Gougé said: “The current indications are that the UPC will become operational by early 2023, but it may be sooner – late 2022 – depending on the momentum being maintained, the smooth running of the provisional application phase and the absence of any further legal challenges or political differences arising that have served to delay the project to-date.”

“Businesses must each weigh the benefits and risks involved in engaging with the new UPC system. The ability to obtain unitary patent protection across Europe will be attractive to some businesses, but others may be wary about the potential for one ruling by a court in the UPC system to knock out their patent rights across multiple jurisdictions,” he said.

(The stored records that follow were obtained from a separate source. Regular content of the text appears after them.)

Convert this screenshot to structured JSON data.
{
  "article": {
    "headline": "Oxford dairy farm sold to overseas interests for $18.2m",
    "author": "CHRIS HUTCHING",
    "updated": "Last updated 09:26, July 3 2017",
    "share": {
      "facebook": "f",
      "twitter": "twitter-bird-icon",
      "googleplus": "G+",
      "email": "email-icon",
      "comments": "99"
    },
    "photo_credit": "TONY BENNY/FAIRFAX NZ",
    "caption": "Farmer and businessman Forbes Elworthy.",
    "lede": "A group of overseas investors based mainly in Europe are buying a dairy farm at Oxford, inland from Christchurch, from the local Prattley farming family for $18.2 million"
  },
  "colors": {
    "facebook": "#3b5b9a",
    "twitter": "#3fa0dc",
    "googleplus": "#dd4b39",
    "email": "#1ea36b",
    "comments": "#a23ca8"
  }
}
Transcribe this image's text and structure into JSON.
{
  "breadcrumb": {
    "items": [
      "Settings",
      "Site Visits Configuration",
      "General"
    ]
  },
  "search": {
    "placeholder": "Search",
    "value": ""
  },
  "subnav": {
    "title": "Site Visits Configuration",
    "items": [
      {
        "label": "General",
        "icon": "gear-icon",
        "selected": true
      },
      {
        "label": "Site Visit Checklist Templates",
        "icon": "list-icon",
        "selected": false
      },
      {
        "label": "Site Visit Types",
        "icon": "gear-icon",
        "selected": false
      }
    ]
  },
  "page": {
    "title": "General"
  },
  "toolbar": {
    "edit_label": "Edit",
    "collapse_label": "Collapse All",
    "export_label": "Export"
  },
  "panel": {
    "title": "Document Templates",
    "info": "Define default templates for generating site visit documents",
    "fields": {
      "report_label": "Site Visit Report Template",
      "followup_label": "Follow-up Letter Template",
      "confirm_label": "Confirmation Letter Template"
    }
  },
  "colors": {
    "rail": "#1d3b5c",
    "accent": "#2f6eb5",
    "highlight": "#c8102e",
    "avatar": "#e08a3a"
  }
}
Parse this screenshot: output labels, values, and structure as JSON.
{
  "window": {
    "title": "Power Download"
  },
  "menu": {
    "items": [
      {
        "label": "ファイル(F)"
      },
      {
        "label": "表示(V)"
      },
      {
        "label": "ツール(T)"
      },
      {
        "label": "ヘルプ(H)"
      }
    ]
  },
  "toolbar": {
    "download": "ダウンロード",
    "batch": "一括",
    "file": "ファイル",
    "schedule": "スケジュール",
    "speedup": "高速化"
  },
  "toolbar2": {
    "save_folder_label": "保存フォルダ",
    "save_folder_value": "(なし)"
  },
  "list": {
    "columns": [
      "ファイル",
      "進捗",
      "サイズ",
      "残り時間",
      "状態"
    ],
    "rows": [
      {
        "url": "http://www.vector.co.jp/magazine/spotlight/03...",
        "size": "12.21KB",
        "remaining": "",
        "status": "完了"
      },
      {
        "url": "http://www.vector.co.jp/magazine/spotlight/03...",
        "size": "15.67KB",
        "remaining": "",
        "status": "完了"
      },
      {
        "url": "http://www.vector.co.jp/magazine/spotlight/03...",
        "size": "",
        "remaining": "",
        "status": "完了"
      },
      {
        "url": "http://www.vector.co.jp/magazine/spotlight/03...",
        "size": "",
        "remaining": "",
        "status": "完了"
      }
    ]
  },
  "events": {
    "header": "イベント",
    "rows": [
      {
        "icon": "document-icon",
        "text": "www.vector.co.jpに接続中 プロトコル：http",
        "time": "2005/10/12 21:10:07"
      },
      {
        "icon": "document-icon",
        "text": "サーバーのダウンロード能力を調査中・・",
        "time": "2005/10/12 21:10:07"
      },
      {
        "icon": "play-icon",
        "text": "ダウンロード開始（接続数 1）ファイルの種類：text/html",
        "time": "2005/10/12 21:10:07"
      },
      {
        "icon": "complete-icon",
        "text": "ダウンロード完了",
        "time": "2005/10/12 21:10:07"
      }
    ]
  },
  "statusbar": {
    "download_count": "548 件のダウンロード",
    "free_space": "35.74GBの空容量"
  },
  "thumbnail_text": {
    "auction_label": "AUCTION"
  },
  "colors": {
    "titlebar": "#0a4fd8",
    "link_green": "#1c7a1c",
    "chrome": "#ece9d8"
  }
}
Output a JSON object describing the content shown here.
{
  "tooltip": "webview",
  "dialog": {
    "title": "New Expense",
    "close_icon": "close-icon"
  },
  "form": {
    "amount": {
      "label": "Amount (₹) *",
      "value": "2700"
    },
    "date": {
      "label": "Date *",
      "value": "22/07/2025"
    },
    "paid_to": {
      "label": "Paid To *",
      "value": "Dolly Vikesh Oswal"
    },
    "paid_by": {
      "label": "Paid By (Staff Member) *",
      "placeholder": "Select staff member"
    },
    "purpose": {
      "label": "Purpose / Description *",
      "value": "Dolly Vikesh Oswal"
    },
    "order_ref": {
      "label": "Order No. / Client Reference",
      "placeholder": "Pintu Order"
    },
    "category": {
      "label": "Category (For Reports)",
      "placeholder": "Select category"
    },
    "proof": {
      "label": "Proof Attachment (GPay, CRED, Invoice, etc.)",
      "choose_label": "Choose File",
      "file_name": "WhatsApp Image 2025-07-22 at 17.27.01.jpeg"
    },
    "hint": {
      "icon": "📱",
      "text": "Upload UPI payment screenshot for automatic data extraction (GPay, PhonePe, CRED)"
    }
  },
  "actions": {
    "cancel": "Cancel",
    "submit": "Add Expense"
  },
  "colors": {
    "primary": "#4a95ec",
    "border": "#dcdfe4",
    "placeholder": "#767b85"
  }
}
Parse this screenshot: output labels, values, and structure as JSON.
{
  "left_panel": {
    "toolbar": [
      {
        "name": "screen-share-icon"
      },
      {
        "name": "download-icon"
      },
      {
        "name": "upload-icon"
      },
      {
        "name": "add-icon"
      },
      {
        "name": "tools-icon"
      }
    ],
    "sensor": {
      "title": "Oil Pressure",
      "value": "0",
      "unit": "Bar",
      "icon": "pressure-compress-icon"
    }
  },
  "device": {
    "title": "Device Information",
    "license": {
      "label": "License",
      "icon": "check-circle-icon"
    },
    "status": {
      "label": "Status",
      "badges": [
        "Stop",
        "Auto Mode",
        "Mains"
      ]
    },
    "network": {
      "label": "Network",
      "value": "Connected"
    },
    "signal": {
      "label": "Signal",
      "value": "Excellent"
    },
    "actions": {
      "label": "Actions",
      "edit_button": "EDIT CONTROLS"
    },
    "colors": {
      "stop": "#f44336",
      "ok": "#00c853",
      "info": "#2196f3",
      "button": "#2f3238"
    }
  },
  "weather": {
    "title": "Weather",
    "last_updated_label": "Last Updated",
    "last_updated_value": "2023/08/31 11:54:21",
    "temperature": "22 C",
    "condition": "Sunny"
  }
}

The UPC is being set up to provide a dedicated judicial system for litigating new unitary patents. Existing European patents that are not specifically opted-out of the UPC’s jurisdiction will also be subject to the new court system.

The option of registering unitary patents has been provided for in EU law as a means by which businesses can obtain patent protection for their inventions across multiple EU countries through a single, cost-effective application. The existing system of European patents requires patents registered at the European Patent Office to be validated in each of the countries that businesses wish the patent rights to apply – this process entails the translation of those patents into the native language of each country.

The UPC system has been years in the making. It will comprise a system of central, regional and local divisional courts, with a UPC Court of Appeal in Luxembourg and the Court of Justice of the EU (CJEU) the final arbiter on points of EU law in respect of disputes over unitary patents or non-opted out European patents.

Originally it was envisaged that London would be one of the three 'seats' for the central division courts, specialising specifically in resolving patent disputes in the field of life sciences. However, Brexit means that the UK is no longer participating in the new unitary patent and UPC framework.

Under the Irish Constitution, the UPC Agreement will have to be ratified in a public referendum  

Earlier this year, Gerrard Barrett, the head of the Intellectual Property Office of Ireland, told a Pinsent Masons event that the committee tasked with making UPC preparations had decided to split the workload anticipated to be undertaken by the London court between the other central division courts in Paris and Munich in the short term. The Paris court is to specialise in technology patent disputes and the Munich court disputes over patents relating to mechanical engineering. This approach has been taken to ensure that the determination of the location of the seat does not delay the start of the UPC system, Barrett said.

At the time, Barrett also said that it was his understanding that a decision on where the third central division court should be located in the longer term will not take place during the first three years the UPC system is operating, and "will only be considered following a full review of the UPC Agreement itself and the related rules and regulations".   

Dublin-based patent litigator Ann Henry of Pinsent Masons said: “Under the Irish Constitution, the UPC Agreement will have to be ratified in a public referendum. That is expected to happen over the coming months, now that the last remaining obstacles to the UPC have been cleared.”

We are processing your request. \n Thank you for your patience. An error occurred. This could be due to inactivity on the page - please try again.